=== DATA ===

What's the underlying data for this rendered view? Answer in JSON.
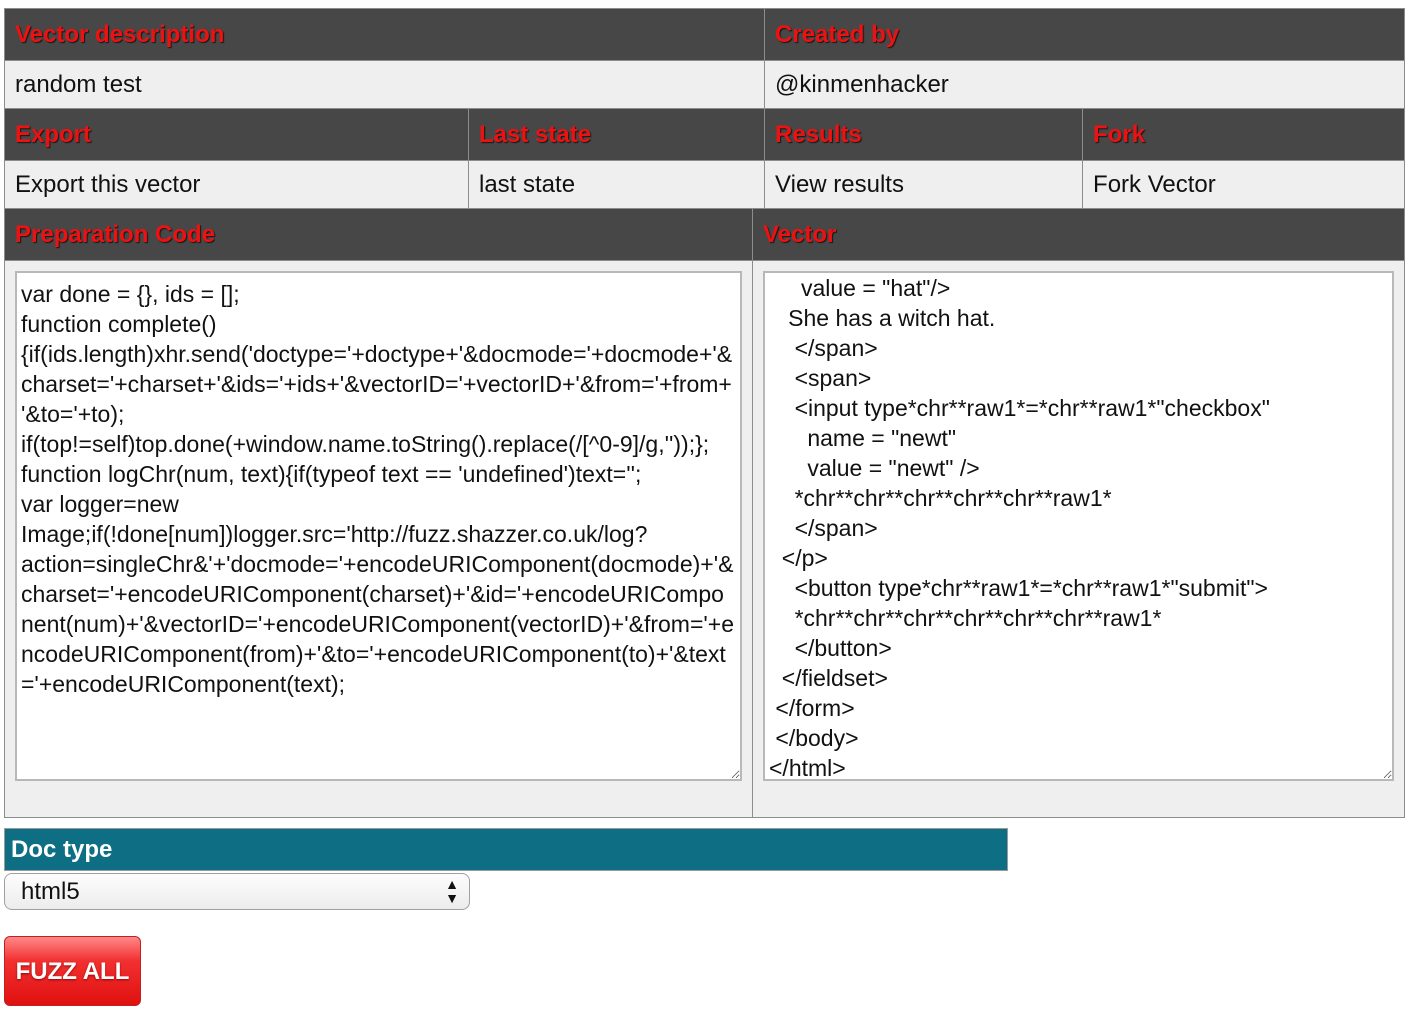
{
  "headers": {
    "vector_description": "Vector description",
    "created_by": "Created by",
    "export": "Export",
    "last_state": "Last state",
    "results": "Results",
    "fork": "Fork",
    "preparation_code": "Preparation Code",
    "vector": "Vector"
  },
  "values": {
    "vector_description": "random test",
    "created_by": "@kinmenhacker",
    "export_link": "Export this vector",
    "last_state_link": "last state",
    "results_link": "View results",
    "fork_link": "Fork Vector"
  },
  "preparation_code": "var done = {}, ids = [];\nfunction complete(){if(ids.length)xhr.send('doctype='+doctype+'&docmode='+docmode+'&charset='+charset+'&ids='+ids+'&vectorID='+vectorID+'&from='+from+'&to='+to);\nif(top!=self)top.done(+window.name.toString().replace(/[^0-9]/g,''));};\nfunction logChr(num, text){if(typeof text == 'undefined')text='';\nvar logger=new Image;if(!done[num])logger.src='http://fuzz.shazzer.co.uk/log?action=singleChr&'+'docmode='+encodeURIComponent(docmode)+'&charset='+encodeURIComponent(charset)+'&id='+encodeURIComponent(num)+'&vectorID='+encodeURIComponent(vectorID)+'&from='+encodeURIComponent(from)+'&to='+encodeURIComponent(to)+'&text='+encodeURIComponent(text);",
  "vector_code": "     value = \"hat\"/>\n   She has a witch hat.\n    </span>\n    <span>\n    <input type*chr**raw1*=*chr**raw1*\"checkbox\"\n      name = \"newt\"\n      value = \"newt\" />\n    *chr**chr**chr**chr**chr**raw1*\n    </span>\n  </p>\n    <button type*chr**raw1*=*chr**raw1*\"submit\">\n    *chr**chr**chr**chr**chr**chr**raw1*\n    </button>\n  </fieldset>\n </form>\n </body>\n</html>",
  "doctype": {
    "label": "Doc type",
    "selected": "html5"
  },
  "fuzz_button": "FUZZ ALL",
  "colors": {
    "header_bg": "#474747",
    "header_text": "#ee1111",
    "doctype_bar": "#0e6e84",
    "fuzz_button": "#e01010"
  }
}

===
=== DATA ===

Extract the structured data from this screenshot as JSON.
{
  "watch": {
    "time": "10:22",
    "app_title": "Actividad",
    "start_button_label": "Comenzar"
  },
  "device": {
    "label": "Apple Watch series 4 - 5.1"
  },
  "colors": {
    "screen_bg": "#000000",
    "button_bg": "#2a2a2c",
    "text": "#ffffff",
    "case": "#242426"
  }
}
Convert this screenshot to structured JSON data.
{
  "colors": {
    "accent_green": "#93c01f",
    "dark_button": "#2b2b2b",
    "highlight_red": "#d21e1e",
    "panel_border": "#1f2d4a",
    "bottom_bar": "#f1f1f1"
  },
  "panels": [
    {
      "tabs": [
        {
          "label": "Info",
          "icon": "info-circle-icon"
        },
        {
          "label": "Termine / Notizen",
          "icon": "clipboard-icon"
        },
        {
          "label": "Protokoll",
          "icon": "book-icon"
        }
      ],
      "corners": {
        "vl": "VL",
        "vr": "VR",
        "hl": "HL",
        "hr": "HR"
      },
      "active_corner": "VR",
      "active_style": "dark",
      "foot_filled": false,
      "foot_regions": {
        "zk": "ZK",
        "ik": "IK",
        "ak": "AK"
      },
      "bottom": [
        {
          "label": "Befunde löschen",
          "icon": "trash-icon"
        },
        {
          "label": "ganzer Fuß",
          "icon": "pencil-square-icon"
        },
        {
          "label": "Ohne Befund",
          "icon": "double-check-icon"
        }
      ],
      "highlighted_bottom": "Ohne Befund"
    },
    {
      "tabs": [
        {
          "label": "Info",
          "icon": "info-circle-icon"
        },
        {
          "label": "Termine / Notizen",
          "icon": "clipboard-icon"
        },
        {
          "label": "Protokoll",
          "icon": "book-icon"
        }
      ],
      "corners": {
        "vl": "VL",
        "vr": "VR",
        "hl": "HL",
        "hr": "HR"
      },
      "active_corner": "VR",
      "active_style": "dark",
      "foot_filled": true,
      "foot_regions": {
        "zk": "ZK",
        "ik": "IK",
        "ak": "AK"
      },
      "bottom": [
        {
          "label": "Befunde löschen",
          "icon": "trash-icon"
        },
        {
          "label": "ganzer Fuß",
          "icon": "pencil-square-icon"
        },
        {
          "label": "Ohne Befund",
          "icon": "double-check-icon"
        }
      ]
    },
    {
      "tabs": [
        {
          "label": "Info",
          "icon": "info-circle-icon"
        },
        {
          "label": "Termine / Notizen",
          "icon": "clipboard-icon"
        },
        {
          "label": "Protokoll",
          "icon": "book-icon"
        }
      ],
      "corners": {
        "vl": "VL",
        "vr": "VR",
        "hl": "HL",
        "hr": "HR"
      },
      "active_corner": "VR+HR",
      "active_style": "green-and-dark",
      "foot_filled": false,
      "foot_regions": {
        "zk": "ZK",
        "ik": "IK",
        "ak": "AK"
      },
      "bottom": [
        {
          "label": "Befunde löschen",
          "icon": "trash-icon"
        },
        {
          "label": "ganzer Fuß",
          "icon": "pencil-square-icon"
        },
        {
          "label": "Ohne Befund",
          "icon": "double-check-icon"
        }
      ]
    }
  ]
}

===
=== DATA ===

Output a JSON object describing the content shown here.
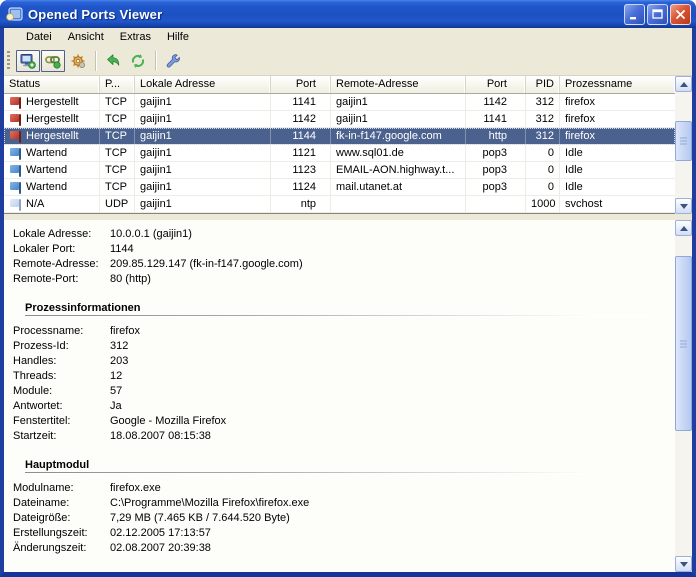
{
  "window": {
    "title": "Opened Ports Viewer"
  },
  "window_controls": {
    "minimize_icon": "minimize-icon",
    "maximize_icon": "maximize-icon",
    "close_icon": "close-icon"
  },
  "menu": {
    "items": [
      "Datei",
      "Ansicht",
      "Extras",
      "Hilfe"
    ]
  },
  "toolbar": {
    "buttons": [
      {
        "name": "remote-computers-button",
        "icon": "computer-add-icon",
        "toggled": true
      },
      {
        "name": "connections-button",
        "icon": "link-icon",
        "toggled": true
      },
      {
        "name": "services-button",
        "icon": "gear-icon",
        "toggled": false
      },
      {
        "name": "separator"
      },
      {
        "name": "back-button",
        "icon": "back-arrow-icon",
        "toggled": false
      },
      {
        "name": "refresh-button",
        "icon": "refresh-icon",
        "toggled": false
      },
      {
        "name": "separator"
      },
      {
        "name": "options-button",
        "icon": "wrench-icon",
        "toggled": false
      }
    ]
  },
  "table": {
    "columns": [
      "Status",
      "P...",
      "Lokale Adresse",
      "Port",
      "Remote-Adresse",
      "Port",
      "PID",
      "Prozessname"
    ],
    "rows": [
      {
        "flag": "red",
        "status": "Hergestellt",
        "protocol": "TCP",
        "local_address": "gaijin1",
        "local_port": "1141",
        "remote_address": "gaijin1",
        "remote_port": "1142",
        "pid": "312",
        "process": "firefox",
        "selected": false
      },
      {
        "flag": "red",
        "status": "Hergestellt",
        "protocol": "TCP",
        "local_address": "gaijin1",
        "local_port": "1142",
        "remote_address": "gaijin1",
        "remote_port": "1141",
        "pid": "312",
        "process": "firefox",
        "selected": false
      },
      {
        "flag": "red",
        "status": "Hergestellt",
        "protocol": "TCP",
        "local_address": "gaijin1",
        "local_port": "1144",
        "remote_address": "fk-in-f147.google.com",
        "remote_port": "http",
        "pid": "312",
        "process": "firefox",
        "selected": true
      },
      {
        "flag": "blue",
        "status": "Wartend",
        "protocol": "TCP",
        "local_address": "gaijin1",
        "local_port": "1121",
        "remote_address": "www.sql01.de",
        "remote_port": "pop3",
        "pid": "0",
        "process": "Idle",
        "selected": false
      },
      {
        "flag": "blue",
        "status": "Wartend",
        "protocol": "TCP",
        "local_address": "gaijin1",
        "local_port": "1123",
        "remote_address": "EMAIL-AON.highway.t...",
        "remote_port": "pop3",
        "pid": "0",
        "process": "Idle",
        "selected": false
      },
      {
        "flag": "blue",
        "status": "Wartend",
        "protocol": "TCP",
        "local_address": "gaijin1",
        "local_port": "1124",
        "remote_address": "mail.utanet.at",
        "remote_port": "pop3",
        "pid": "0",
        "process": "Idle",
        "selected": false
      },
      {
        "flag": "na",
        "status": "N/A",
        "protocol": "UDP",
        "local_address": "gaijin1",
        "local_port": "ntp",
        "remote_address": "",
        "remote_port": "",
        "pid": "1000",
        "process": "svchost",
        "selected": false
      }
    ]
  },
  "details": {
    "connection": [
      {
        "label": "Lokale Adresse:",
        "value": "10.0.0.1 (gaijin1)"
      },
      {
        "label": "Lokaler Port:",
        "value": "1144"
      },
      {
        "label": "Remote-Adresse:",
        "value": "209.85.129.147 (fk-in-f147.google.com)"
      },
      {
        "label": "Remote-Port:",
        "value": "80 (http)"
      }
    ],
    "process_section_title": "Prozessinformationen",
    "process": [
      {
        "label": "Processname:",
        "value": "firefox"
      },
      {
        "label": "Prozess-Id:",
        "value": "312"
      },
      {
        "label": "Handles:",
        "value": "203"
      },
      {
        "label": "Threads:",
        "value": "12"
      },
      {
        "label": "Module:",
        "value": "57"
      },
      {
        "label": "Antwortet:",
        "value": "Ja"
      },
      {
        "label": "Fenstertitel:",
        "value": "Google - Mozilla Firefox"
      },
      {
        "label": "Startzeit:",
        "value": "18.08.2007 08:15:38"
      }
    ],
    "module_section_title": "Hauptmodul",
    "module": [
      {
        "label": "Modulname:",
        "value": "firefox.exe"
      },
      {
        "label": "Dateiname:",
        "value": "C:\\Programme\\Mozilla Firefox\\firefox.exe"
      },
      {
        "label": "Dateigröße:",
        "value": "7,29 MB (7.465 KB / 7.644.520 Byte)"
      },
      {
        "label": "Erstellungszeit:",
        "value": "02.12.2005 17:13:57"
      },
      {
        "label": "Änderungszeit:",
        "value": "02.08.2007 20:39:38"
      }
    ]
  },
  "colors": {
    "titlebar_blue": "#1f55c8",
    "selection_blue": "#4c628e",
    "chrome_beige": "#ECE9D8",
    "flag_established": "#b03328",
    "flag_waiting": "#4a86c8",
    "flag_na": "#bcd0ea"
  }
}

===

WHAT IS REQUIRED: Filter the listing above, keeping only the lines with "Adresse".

SOLUTION:
      "Lokale Adresse",
      "Remote-Adresse",
        "label": "Lokale Adresse:",
        "label": "Remote-Adresse:",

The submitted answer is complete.